Directions for this task: In full and word for word, give the records again.

Component data from apps and pages:
+ + + +

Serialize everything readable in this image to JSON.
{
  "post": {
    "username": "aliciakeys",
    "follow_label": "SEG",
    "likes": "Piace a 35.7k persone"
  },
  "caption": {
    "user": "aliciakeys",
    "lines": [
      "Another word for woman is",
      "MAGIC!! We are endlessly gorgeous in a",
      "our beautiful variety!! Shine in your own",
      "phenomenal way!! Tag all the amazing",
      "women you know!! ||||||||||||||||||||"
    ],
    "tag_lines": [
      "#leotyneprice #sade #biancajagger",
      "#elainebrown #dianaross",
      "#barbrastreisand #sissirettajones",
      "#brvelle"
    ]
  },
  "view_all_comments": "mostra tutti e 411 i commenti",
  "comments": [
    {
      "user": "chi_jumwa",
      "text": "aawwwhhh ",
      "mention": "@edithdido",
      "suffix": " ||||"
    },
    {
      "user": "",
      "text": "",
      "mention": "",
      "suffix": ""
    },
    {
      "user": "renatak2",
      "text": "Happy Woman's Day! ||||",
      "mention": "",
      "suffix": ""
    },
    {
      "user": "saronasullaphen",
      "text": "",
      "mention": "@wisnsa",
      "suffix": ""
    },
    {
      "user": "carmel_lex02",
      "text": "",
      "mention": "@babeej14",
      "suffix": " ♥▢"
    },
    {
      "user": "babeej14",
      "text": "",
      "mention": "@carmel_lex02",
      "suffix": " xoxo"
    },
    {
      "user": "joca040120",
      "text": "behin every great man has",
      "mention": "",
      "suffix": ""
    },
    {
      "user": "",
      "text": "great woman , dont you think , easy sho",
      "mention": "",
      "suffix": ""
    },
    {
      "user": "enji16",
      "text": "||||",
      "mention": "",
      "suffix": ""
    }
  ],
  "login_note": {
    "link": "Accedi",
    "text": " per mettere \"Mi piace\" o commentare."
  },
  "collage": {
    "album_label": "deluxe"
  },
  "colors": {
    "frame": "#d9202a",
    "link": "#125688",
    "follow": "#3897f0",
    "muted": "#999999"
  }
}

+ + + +

Written solution:
Serialize everything readable in this image to JSON.
{
  "post": {
    "username": "aliciakeys",
    "follow_label": "SEG",
    "likes": "Piace a 35.7k persone"
  },
  "caption": {
    "user": "aliciakeys",
    "lines": [
      "Another word for woman is",
      "MAGIC!! We are endlessly gorgeous in a",
      "our beautiful variety!! Shine in your own",
      "phenomenal way!! Tag all the amazing",
      "women you know!! ||||||||||||||||||||"
    ],
    "tag_lines": [
      "#leotyneprice #sade #biancajagger",
      "#elainebrown #dianaross",
      "#barbrastreisand #sissirettajones",
      "#brvelle"
    ]
  },
  "view_all_comments": "mostra tutti e 411 i commenti",
  "comments": [
    {
      "user": "chi_jumwa",
      "text": "aawwwhhh ",
      "mention": "@edithdido",
      "suffix": " ||||"
    },
    {
      "user": "",
      "text": "",
      "mention": "",
      "suffix": ""
    },
    {
      "user": "renatak2",
      "text": "Happy Woman's Day! ||||",
      "mention": "",
      "suffix": ""
    },
    {
      "user": "saronasullaphen",
      "text": "",
      "mention": "@wisnsa",
      "suffix": ""
    },
    {
      "user": "carmel_lex02",
      "text": "",
      "mention": "@babeej14",
      "suffix": " ♥▢"
    },
    {
      "user": "babeej14",
      "text": "",
      "mention": "@carmel_lex02",
      "suffix": " xoxo"
    },
    {
      "user": "joca040120",
      "text": "behin every great man has",
      "mention": "",
      "suffix": ""
    },
    {
      "user": "",
      "text": "great woman , dont you think , easy sho",
      "mention": "",
      "suffix": ""
    },
    {
      "user": "enji16",
      "text": "||||",
      "mention": "",
      "suffix": ""
    }
  ],
  "login_note": {
    "link": "Accedi",
    "text": " per mettere \"Mi piace\" o commentare."
  },
  "collage": {
    "album_label": "deluxe"
  },
  "colors": {
    "frame": "#d9202a",
    "link": "#125688",
    "follow": "#3897f0",
    "muted": "#999999"
  }
}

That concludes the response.